Problem details >>
Go through the data and copy each line where the string "rest" appears.

* * * * *

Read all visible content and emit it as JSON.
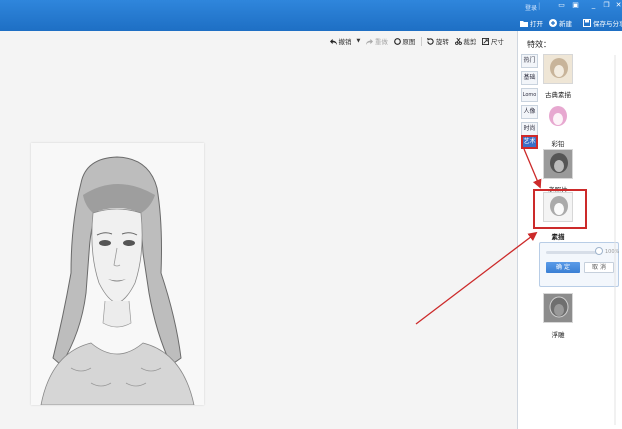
{
  "titlebar": {
    "login_label": "登录",
    "open_label": "打开",
    "new_label": "新建",
    "save_label": "保存与分享"
  },
  "toolbar": {
    "undo_label": "撤销",
    "redo_label": "重做",
    "original_label": "原图",
    "rotate_label": "旋转",
    "crop_label": "裁剪",
    "resize_label": "尺寸"
  },
  "panel": {
    "title": "特效：",
    "categories": [
      "热门",
      "基础",
      "Lomo",
      "人像",
      "时尚",
      "艺术"
    ],
    "active_category": "艺术",
    "effects": [
      "古典素描",
      "彩铅",
      "老照片",
      "素描",
      "浮雕"
    ],
    "selected_effect": "素描",
    "slider_value": "100%",
    "confirm_label": "确 定",
    "cancel_label": "取 消"
  },
  "colors": {
    "titlebar": "#1e6fc4",
    "accent_blue": "#3c70c8",
    "annotation_red": "#cc2a2a"
  }
}
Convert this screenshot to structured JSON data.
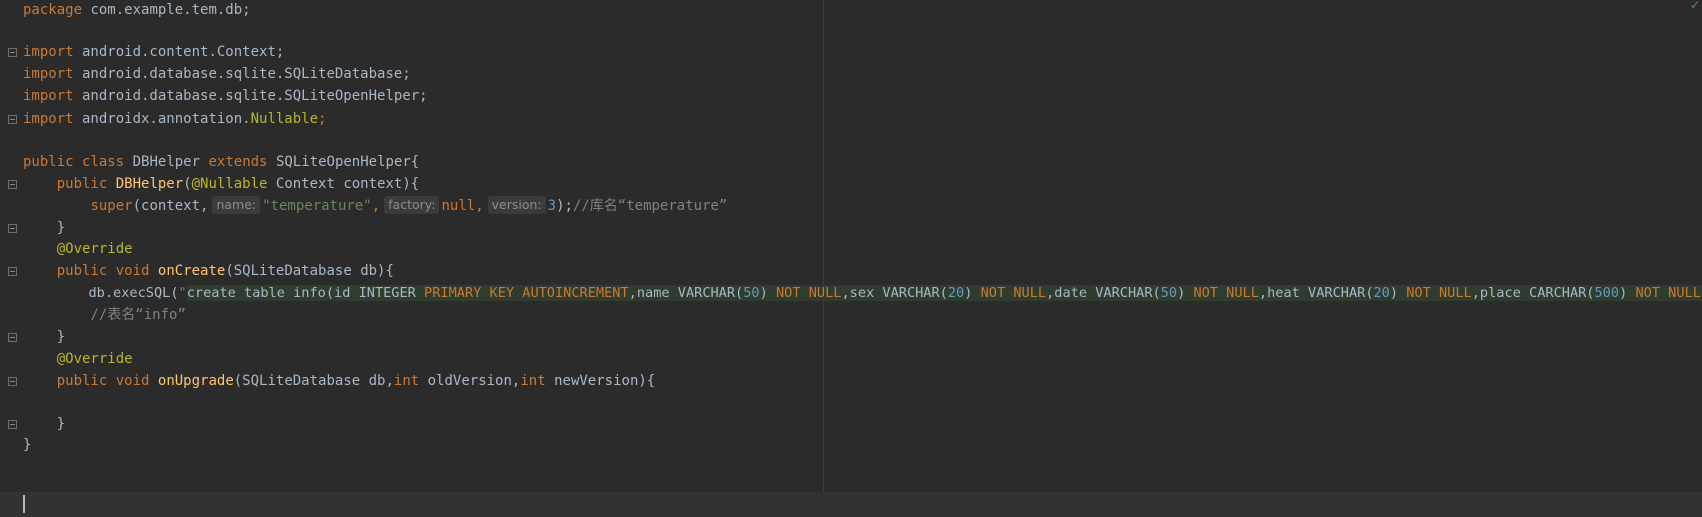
{
  "status": {
    "check_mark": "✓"
  },
  "lines": {
    "l1": {
      "kw": "package",
      "rest": " com.example.tem.db;"
    },
    "l3": {
      "kw": "import",
      "rest": " android.content.Context;"
    },
    "l4": {
      "kw": "import",
      "rest": " android.database.sqlite.SQLiteDatabase;"
    },
    "l5": {
      "kw": "import",
      "rest": " android.database.sqlite.SQLiteOpenHelper;"
    },
    "l6": {
      "kw": "import",
      "rest": " androidx.annotation.",
      "ann": "Nullable",
      "end": ";"
    },
    "l8": {
      "kw1": "public",
      "kw2": "class",
      "name": "DBHelper",
      "kw3": "extends",
      "parent": "SQLiteOpenHelper",
      "brace": "{"
    },
    "l9": {
      "kw": "public",
      "fn": "DBHelper",
      "open": "(",
      "ann": "@Nullable",
      "rest": " Context context){"
    },
    "l10": {
      "kw": "super",
      "open": "(context,",
      "hint_name": "name:",
      "str": "\"temperature\"",
      "sep1": ",",
      "hint_factory": "factory:",
      "null_kw": "null",
      "sep2": ",",
      "hint_version": "version:",
      "num": "3",
      "close": ");",
      "cmt": "//库名“temperature”"
    },
    "l11": {
      "text": "}"
    },
    "l12": {
      "ann": "@Override"
    },
    "l13": {
      "kw1": "public",
      "kw2": "void",
      "fn": "onCreate",
      "rest": "(SQLiteDatabase db){"
    },
    "l14": {
      "pre": "db.execSQL(",
      "q1": "\"",
      "s1": "create table info(id INTEGER ",
      "k1": "PRIMARY KEY AUTOINCREMENT",
      "s2": ",name VARCHAR(",
      "n1": "50",
      "s3": ") ",
      "k2": "NOT NULL",
      "s4": ",sex VARCHAR(",
      "n2": "20",
      "s5": ") ",
      "k3": "NOT NULL",
      "s6": ",date VARCHAR(",
      "n3": "50",
      "s7": ") ",
      "k4": "NOT NULL",
      "s8": ",heat VARCHAR(",
      "n4": "20",
      "s9": ") ",
      "k5": "NOT NULL",
      "s10": ",place CARCHAR(",
      "n5": "500",
      "s11": ") ",
      "k6": "NOT NULL",
      "s12": ")",
      "q2": "\"",
      "end": ");"
    },
    "l15": {
      "cmt": "//表名“info”"
    },
    "l16": {
      "text": "}"
    },
    "l17": {
      "ann": "@Override"
    },
    "l18": {
      "kw1": "public",
      "kw2": "void",
      "fn": "onUpgrade",
      "r1": "(SQLiteDatabase db,",
      "kw3": "int",
      "r2": " oldVersion,",
      "kw4": "int",
      "r3": " newVersion){"
    },
    "l20": {
      "text": "}"
    },
    "l21": {
      "text": "}"
    }
  }
}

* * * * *

Solution to this task >>
      "rest": " com.example.tem.db;"
      "rest": " android.content.Context;"
      "rest": " android.database.sqlite.SQLiteDatabase;"
      "rest": " android.database.sqlite.SQLiteOpenHelper;"
      "rest": " androidx.annotation.",
      "rest": " Context context){"
      "rest": "(SQLiteDatabase db){"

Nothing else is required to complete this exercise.